Jesus warned His disciples to be discerning. Evaluate people appropriately. Judge the situations carefully. In its context, these people are those who have rejected the message of the Kingdom of God. So, in your zeal, do not always assume that the best thing to do is to keep preaching the gospel to them. You offer them the “pearl.” Instead of showing appreciation, they may turn around to attack – mock and ridicule – you.
This principle also applies to life in general; not just to spiritual things. Do not always assume that everyone will be appreciative of your kindness, both in intention and gesture. Be wise and discerning. Learn to make decisions, which are appropriate and fitting for the situations and people with whom you are dealing.
King Solomon put it this way: “Answer not a fool according to his folly, lest you be like him yourself.
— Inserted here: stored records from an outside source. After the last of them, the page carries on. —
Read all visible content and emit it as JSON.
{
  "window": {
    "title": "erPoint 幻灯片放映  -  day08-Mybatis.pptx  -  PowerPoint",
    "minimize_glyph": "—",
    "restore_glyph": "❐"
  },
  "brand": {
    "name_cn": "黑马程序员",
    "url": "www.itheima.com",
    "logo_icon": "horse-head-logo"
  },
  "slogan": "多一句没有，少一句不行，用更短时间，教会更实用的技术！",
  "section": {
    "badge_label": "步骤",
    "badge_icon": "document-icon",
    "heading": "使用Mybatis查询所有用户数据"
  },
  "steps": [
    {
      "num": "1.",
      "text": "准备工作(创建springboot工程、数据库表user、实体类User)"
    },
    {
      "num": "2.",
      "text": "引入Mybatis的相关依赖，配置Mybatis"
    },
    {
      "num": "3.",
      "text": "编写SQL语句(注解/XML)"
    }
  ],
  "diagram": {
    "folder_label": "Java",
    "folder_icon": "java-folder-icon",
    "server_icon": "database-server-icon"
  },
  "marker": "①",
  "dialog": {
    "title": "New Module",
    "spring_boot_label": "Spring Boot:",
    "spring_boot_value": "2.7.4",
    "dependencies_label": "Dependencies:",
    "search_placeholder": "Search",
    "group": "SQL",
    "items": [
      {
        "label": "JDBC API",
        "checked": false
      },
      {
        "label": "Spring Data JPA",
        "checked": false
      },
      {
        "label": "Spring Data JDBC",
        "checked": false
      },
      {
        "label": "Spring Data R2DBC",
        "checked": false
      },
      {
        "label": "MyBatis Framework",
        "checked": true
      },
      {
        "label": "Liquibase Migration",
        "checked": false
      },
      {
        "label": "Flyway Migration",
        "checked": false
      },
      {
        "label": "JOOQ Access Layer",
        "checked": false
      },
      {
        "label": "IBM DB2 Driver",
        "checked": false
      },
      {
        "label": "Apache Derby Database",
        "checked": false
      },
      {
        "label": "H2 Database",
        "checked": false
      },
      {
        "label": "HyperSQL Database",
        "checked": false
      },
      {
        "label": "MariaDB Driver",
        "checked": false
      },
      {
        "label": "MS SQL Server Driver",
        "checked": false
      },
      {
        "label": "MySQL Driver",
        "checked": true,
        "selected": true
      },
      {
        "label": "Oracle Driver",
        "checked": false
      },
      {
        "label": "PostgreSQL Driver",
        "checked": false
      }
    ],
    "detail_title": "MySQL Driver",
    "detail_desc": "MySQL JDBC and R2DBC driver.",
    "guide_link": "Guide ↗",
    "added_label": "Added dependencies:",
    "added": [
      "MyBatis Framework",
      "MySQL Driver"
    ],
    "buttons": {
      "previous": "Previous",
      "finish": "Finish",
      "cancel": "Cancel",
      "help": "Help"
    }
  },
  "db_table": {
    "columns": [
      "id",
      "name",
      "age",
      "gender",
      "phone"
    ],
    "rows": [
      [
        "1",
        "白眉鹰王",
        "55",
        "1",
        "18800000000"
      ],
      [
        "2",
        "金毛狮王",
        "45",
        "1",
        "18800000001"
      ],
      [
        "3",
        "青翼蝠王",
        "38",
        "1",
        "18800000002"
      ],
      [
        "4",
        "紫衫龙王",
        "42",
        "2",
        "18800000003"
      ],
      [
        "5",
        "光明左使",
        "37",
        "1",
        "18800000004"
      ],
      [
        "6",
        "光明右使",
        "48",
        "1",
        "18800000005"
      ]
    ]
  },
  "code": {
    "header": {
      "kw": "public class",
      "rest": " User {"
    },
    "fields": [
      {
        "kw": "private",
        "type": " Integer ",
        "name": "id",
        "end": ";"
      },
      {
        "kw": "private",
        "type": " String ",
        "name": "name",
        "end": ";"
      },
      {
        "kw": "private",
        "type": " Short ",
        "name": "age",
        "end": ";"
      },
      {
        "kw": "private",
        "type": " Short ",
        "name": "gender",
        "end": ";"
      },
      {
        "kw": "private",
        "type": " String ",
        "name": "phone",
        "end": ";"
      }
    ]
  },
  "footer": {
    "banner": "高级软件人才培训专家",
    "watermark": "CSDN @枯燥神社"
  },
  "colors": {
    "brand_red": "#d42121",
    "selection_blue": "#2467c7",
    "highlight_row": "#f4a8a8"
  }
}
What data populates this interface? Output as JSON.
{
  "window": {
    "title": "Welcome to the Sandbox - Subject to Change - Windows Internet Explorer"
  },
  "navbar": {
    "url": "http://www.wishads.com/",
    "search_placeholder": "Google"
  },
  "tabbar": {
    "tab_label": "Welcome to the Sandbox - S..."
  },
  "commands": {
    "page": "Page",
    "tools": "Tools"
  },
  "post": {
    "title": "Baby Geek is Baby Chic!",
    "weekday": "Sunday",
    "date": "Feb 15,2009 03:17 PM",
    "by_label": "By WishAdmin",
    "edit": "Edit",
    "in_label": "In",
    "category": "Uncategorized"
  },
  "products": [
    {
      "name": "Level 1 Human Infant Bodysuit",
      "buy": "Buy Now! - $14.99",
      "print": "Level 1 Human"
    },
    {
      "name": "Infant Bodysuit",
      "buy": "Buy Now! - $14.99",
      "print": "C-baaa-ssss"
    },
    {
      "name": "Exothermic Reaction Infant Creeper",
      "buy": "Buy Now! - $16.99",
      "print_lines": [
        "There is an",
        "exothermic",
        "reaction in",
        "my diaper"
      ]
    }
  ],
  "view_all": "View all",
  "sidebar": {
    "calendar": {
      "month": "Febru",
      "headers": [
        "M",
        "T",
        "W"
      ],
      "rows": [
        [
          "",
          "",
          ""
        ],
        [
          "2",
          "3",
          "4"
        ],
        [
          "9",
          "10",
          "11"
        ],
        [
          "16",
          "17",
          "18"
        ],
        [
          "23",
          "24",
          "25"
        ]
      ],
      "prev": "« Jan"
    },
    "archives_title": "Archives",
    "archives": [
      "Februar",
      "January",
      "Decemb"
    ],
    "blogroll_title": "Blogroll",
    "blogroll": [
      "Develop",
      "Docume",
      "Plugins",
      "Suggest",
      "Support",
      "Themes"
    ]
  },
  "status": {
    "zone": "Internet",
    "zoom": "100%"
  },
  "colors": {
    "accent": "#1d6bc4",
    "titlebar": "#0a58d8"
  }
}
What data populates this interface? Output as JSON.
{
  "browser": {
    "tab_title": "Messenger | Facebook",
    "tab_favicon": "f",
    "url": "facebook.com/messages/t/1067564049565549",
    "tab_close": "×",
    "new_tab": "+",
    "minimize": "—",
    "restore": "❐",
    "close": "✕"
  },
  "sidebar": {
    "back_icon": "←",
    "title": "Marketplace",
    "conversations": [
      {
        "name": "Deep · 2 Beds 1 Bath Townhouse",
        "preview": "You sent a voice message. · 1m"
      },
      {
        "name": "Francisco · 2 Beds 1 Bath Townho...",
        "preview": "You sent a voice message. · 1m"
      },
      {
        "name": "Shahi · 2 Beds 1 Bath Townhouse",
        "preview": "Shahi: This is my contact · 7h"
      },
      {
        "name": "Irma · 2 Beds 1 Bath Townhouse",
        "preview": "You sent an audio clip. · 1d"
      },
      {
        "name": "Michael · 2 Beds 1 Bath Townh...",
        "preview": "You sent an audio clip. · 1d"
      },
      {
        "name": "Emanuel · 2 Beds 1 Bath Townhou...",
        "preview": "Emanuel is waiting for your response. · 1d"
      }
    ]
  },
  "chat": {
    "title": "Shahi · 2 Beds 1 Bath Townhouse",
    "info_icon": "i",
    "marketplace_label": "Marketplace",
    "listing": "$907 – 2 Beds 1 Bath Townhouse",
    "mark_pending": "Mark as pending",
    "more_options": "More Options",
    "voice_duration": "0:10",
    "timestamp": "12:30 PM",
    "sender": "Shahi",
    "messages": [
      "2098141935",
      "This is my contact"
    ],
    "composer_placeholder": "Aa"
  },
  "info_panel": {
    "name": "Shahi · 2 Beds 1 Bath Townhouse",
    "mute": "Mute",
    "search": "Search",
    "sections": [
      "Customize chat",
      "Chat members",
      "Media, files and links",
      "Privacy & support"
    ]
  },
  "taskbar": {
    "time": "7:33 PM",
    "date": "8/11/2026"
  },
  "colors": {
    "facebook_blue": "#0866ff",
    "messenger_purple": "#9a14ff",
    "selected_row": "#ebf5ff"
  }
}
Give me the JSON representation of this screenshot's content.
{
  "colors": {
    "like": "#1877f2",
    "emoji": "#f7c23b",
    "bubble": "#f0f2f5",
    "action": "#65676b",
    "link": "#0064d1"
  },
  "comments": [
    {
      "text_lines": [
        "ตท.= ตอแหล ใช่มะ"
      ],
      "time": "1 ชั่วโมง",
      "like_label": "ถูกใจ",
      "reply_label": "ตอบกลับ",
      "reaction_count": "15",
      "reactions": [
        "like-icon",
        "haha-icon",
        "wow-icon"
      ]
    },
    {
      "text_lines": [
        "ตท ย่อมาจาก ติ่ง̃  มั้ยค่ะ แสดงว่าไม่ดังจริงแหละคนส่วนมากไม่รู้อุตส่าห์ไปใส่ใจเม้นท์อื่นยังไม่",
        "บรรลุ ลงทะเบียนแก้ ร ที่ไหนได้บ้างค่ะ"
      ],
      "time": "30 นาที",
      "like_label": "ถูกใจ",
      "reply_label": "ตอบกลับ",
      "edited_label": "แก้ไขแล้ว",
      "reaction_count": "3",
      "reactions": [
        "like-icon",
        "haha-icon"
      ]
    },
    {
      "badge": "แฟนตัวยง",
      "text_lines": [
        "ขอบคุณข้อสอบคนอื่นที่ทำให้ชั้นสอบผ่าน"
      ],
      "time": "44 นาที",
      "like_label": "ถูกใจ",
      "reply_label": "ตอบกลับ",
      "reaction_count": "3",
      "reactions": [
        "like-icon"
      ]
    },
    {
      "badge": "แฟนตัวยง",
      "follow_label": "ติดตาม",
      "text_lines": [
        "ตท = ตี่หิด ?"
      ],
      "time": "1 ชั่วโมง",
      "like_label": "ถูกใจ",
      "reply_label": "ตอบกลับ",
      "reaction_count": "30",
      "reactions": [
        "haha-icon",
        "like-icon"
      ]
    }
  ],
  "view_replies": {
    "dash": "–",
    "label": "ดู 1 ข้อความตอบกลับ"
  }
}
Answer a fool according to his folly, lest he be wise in his own eyes” (Proverbs 26:4-5).
This is a fascinating piece of advice. At first glance, what Solomon said seems somewhat contradictory and confusing. However, on deeper reflection, you would realise that there is much wisdom in this proverb.
Sometimes, you refrain from answering the fool – the equivalence of dogs and pigs in Jesus’ comments – because it is pointless. Either they cannot understand your sound reasoning, or they refuse to consider your point of view. A fool is not necessarily a stupid person, but one who thinks that he is smarter than everyone else, and therefore, he is always right. To get into a protracted discussion with a fool is a waste of time. It will be silly of you to do so.
However, sometimes, you do not have much choice but to engage the fool because failure to do so may cause collateral damage. People around may be adversely and negatively influenced. In such instances, you have to handle the matter firmly and decisively. That is the reason Jesus often engaged the scribes and Pharisees in debates, unpleasant as they were.
The apostle, Paul, found himself in such a situation once with the Corinthians. They had written to him arguing that it was permissive to eat food, which had been offered to idols. You can find Paul’s lengthy response in I Corinthians chapter 8, 9 and 10. The Corinthians boasted that “all of us possess knowledge” (1 Corinthians 8:1). They claimed that they were just as knowledgeable as Paul. How did Paul respond to their cockiness? He said, “This ‘knowledge’ puffs up… If anyone imagines that he knows something, he does not yet know as he ought to know” (1 Corinthians 8:1b-2). Essentially, Paul was telling the Corinthians not to be wise in their own eyes because they were not as knowledgeable as they presumed.
In the minds of many Christians, the matter of food offered to idols is such a small matter. So, why make a fuss of it? I suppose that is also the mindset of the Corinthians. However, Paul thinks otherwise. He engages in this debate because it is a serious matter concerning worship. The central issue is who are you worshipping – God or the demons? Paul forbids eating food offered to idols – you cannot drink the cup of the Lord and the cup of demons. You cannot partake of the table of the Lord and the table of demons (1 Corinthians 10:14-22). This is probably one of the reasons when giving instruction on the Holy Communion, Paul said: For anyone who eats and drinks without discerning the body eats and drinks judgement on himself ((1 Corinthians 11:29). This is a serious matter.
So, whether to respond to a fool or not is situational. You need wisdom and discernment. Bear in mind also that in evaluating people and judging situations, you must exercise discernment without being hypocritical and judgemental. We judge with discernment while at the same time holding to a merciful and forgiving posture. In doing so, we practise love without being naively accepting and discernment without being judgemental and condemning.
May our Lord Jesus grant you a wise and discerning heart!
Pastors Leslie & Adeline Chua